Article: Common gamma chain cytokines promote rapid in vitro expansion of allo-specific human CD8+ suppressor T cells.[show abstract] [hide abstract]
ABSTRACT: Human CD8(+) regulatory T cells, particularly the CD8(+)CD28(-) T suppressor cells, have emerged as an important modulator of alloimmunity. Understanding the conditions under which these cells are induced and/or expanded would greatly facilitate their application in future clinical trials. In the current study, we develop a novel strategy that combines common gamma chain (γc) cytokines IL-2, IL-7 and IL-15 and donor antigen presenting cells (APCs) to stimulate full HLA-mismatched allogeneic human CD8(+) T cells which results in significant expansions of donor-specific CD8(+)CD28(-) T suppressor cells in vitro. The expanded CD8(+)CD28(-) T cells exhibit increased expressions of CTLA-4, FoxP3, and CD25, while down-regulate expressions of CD56, CD57, CD127, and perforin. Furthermore, these cells suppress proliferation of CD4(+) T cells in a contact-dependent and cytokine-independent manner. Interestingly, the specificity of suppression is restricted by the donor HLA class I antigens but promiscuous to HLA class II antigens, providing a potential mechanism for linked suppression. Taken together, our results demonstrate a novel role for common γc cytokines in combination with donor APCs in the expansion of donor-specific CD8(+)CD28(-) T suppressor cells, and represent a robust strategy for in vitro generation of such cells for adoptive cellular immunotherapy in transplantation.PLoS ONE 01/2011; 6(12):e28948. · 4.09 Impact Factor
Article: Are we ready for the use of foxp3(+) regulatory T cells for immunodiagnosis and immunotherapy in kidney transplantation?[show abstract] [hide abstract]
ABSTRACT: The existence of T-cell subsets naturally committed to perform immunoregulation has led to enthusiastic efforts to investigate their role in the immunopathogenesis of transplantation. Being able to modulate alloresponses, regulatory T cells could be used as an immunodiagnostic tool in clinical kidney transplantation.
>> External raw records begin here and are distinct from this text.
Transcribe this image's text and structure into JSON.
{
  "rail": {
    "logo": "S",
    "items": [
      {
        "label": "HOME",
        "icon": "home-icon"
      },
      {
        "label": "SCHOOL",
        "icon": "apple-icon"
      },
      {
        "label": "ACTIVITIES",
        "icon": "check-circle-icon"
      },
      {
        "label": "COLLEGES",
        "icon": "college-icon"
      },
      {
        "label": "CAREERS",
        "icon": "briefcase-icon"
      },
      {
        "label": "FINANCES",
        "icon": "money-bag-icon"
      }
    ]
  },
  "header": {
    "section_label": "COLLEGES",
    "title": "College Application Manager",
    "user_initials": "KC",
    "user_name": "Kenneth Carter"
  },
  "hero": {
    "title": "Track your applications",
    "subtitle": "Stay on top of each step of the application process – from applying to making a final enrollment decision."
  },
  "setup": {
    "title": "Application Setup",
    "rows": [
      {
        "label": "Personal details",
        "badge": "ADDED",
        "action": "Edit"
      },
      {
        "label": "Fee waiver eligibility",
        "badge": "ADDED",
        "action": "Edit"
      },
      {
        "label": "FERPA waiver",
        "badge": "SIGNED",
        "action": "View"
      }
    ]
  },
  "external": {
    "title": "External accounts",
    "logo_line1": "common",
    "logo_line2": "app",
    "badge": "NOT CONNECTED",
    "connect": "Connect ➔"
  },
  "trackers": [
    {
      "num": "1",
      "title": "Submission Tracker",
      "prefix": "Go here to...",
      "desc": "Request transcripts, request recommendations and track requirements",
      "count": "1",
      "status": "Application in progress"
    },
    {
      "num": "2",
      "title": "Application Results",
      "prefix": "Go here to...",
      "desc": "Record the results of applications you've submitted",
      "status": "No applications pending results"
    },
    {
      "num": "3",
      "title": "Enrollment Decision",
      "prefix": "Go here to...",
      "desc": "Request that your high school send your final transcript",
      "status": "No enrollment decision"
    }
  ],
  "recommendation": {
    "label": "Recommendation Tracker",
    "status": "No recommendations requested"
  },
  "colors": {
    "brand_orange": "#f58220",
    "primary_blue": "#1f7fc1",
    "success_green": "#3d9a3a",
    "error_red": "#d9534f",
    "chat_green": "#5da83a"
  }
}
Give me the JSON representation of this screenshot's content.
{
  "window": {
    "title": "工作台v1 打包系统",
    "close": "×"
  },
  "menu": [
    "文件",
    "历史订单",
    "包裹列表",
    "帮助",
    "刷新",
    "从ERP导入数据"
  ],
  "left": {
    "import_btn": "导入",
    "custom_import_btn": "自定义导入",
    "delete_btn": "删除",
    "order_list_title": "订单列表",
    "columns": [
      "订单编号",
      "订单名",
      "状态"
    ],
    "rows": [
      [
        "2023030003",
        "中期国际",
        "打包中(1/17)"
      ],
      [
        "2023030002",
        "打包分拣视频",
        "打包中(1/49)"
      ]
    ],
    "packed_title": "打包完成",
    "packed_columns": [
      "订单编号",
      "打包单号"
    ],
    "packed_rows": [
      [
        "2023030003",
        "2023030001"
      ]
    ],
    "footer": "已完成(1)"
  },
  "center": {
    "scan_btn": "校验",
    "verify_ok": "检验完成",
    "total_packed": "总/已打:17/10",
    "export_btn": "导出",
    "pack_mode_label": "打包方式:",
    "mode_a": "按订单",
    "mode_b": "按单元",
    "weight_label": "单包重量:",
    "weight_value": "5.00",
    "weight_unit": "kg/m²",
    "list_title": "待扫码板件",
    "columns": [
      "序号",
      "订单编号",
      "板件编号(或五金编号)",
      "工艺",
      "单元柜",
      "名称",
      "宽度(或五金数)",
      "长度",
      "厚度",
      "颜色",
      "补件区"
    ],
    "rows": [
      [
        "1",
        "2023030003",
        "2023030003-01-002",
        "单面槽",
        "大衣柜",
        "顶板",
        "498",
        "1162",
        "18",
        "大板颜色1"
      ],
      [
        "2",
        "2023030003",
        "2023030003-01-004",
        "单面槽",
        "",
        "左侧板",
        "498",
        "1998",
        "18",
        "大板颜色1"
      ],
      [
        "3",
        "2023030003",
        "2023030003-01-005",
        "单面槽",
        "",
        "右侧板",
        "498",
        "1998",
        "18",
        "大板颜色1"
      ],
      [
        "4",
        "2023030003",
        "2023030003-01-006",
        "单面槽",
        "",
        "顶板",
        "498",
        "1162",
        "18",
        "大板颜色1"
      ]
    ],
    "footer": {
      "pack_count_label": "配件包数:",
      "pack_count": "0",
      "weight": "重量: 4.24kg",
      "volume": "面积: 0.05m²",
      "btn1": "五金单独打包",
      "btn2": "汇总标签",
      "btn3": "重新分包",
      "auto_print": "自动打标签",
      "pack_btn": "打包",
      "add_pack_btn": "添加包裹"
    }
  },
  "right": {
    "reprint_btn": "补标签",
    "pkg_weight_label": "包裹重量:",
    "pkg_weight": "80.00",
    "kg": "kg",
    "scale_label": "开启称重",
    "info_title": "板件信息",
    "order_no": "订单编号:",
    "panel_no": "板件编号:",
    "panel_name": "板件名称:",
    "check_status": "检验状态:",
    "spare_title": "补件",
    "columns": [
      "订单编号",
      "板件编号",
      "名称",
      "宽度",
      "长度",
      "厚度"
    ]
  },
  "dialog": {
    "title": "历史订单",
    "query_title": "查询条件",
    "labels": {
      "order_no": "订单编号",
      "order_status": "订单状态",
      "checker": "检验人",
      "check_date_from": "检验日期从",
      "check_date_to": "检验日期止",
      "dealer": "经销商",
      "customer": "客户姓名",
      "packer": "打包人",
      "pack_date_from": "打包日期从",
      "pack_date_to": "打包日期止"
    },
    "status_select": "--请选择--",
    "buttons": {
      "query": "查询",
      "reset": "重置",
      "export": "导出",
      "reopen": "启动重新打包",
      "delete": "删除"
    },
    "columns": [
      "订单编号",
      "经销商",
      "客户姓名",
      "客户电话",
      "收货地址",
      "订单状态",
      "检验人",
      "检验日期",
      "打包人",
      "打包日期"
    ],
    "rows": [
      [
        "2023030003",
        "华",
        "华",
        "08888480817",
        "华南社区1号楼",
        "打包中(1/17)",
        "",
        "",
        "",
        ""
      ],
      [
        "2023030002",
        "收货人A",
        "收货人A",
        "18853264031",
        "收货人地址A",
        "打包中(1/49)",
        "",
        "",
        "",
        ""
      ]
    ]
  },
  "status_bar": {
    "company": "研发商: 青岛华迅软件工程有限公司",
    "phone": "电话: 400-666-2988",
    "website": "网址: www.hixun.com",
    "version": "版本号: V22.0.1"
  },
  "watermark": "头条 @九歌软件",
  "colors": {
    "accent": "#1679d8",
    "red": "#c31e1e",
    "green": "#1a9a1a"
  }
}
Thus, the measurement of Foxp3 transcripts, the presence of regulatory T cells in kidney biopsies, and the phenotypic characterisation of the T-cell infiltrate could aid in the diagnosis of rejection and the immune monitoring and prediction of outcomes in kidney transplantation. Interestingly, the adoptive transfer of regulatory T cells in animal models has been proven to downmodulate powerful alloresponses, igniting translational research on their potential use as an immunomodulatory therapy. For busy transplant clinicians, the vast amount of information in the literature on regulatory T cells can be overwhelming. This paper aims to highlight the most applicable research findings on the use of regulatory T cells in the immune diagnosis and potential immunomodulatory therapy of kidney transplant patients. However, can we yet rely on differential regulatory T-cell profiles for the identification of rejection or to tailor patient's immunosuppression? Are we ready to administer regulatory T cells as inductive or adjunctive therapy for kidney transplantation?Journal of Transplantation 01/2012; 2012:397952.